posted on 2018-12-24, 00:00 authored by A. Terracina, M. Todaro, M. Mazaj, S. Agnello, F. M. Gelardi, G. Buscarino
Metal–organic frameworks (MOFs) are getting closer to finally being used in commercial applications. In order to maximize their packing density, mechanical strength, stability in reactive environments, and many other properties, the compaction of MOF powders is a fundamental step for the application field of research of these extraordinary materials. In particular, HKUST-1 is among the most promising and studied MOF. Contrary to what reported so far in the literature, here we prove that the tableting of HKUST-1 powders without any damage of the lattice is possible and easy to get. For the first time, this kind of investigation has been performed exploiting its peculiar magnetic properties with the aid of electron paramagnetic resonance spectroscopy. Indeed, they have allowed us to explore in detail all the smallest changes induced in the paramagnetic paddle-wheel units by the application of the mechanical pressure on the material. This original approach has permitted us to unveil the main source of structural instability of HKUST-1 during compaction, that is, the water molecules adsorbed by the powdered sample before tableting and finally to establish a proper compaction protocol. Our conclusions are also fully supported by the results obtained with powder X-ray diffraction, Fourier-transform infrared spectroscopy, thermogravimetric analysis, water sorption isotherms, and surface area estimation with the Brunauer–Emmett–Teller method, which prove that the tablet of HKUST-1 obtained by this new protocol actually preserves the crystal structure and porosity of the pristine powders.
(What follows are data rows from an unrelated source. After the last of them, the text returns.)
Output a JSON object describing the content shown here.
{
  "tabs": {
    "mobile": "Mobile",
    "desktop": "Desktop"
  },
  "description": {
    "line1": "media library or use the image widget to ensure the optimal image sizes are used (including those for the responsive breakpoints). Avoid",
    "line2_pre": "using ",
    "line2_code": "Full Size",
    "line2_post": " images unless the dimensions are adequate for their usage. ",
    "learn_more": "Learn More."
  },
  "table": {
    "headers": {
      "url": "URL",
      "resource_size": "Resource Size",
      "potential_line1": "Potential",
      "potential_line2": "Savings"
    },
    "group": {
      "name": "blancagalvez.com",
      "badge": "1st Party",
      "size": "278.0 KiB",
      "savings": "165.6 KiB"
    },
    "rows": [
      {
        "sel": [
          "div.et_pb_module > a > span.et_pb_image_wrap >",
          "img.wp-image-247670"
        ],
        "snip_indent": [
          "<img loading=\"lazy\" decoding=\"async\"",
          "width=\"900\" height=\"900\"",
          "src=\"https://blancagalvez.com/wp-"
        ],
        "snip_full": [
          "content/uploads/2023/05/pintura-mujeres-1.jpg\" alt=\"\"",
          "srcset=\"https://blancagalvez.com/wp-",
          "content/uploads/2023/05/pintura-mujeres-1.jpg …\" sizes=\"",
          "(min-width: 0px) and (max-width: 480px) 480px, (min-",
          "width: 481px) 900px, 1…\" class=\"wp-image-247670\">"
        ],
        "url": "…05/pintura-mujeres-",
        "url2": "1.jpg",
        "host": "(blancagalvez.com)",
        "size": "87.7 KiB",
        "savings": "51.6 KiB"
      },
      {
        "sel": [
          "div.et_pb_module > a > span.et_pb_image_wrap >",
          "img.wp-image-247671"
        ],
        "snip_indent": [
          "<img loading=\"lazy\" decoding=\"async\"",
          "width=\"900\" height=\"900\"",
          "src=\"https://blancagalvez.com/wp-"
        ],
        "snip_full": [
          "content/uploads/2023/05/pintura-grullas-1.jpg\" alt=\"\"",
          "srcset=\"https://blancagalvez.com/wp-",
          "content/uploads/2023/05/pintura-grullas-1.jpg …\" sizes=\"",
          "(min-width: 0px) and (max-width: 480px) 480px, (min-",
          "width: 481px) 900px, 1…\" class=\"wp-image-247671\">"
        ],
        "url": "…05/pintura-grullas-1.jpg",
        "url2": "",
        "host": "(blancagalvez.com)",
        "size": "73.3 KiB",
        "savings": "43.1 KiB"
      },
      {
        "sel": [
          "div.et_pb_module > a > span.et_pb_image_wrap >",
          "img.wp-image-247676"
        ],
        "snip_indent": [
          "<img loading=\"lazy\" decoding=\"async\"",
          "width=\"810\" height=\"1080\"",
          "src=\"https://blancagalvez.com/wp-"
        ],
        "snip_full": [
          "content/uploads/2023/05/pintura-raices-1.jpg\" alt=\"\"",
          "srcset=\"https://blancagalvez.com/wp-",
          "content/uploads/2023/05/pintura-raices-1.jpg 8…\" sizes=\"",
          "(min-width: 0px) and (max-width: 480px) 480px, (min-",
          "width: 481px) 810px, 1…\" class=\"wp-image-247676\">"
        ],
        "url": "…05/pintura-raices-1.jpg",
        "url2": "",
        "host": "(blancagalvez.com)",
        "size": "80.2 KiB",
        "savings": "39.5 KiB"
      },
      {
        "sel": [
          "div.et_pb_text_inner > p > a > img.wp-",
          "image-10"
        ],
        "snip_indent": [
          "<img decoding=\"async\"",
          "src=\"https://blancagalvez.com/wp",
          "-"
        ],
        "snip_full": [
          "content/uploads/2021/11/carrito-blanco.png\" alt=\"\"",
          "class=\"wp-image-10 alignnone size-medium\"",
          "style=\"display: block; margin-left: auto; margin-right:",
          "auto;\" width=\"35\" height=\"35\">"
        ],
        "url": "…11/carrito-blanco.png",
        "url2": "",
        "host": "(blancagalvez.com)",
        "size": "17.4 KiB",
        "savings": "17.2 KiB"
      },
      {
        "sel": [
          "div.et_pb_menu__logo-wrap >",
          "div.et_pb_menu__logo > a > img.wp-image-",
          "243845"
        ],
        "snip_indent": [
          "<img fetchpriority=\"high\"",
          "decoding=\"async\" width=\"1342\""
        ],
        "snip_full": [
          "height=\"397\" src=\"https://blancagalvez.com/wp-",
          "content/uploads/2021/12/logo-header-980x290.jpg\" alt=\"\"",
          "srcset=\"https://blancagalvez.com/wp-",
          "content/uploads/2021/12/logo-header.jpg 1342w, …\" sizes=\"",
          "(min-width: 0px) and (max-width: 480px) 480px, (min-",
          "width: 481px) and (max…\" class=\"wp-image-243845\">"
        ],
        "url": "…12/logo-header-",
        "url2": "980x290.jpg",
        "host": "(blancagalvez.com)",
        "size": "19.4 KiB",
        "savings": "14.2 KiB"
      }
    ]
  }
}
A morphological characterization has also been conducted with a combined use of optical and atomic force microscopies.